As Graff brings the new generation forward, and as the retail empire absorbs more influences as it spreads across the globe, his original, signature, sleek, strong art-deco-inspired jewellery style is evolving into a design-driven aesthetic that is more fluid and feminine, and with more coloured gems to enhance emotion or tell a story. While Graff is proud that a wealthy client can walk into one of his boutiques and buy a multimillion-pound diamond on the spot, there is a new emphasis on entry-level jewels (from £5,000), and the designs that underline and define the brand, such as the aptly named Icon collection, with a motif in the shape of a scallop suggesting the grandeur of the Versailles court. The newest collection, Carissa (price on request) – representing a mid-range for Graff – takes inspiration from an exotic flower in the gardens of Graff’s Delaire estate in the winelands of South Africa. The jewels are sculptural, romantic, luscious, with necklaces of clustered gem-blossoms trailing diamond dewdrops.

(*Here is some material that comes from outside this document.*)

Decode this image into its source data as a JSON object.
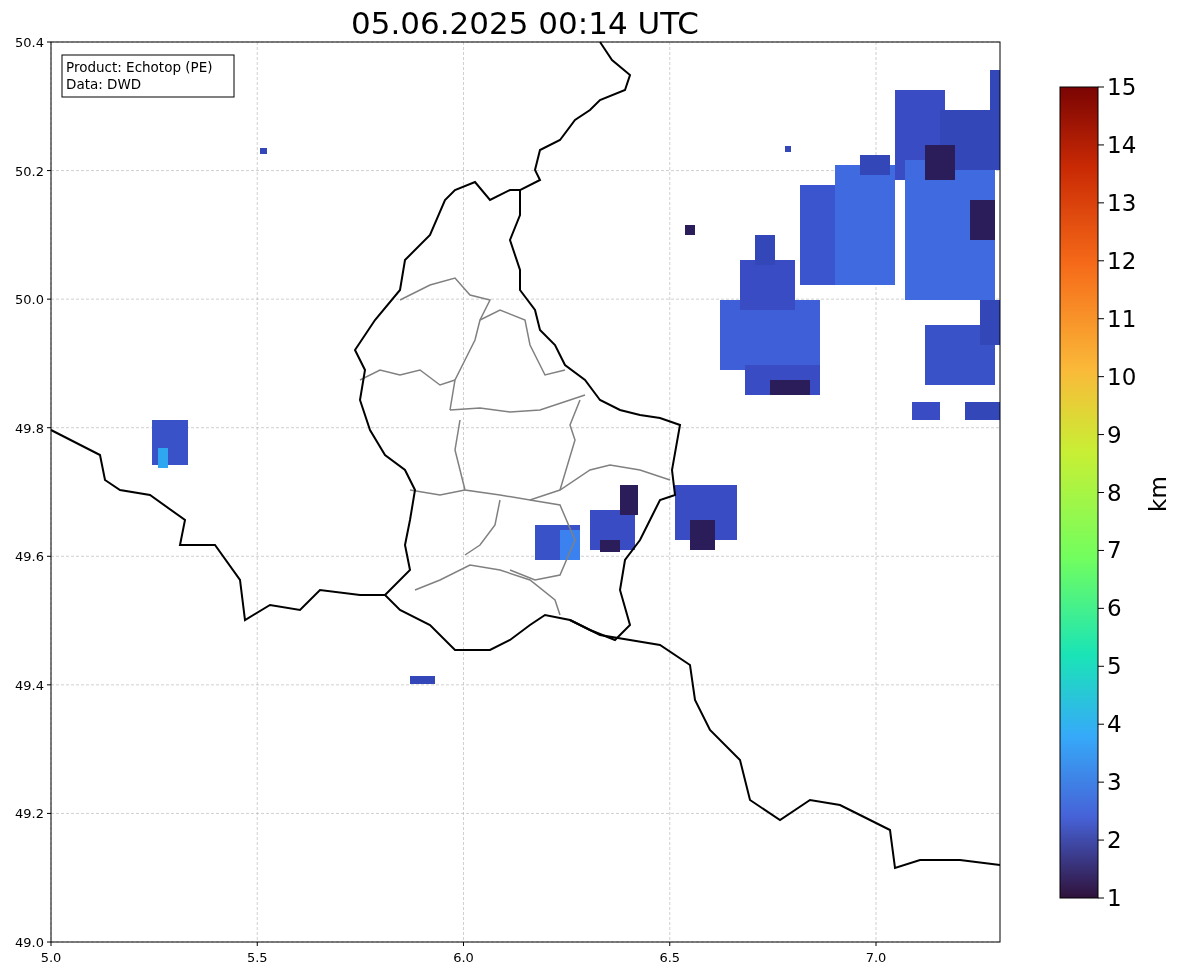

Alongside his passion for diamonds, Graff has become one of the world’s leading art collectors, focusing on 20th-century masters, including Picasso, Calder, Fontana, Lichtenstein, Warhol, Basquiat and Bacon, and is on the board of several major museums. He regards the perfectly cut, sublimely proportioned D Flawless diamond (the top grading classification) of significant size (increasingly rare) as a true work of art, totally unique, singular in character, limited by nature, rarer in most cases than works by a particular artist of which there might be several or many, especially, he says, in the case of contemporary artworks. He will continue to chase a precious rarity, scouring the world for the best gems “24 hours a day, seven days a week”. Before I leave the Gstaad chalet, Graff shows me around his stellar art collection, explaining that in this, as in gemology and business, he is self-taught, continually refining his knowledge and eye. As I say goodbye, Laurence Graff, his extraordinary life retraced, his passions picked over, seems to have something on his mind. “Oh and this new book,” he says, without a trace of irony, “I want it to be a bestseller. It has to be the best.”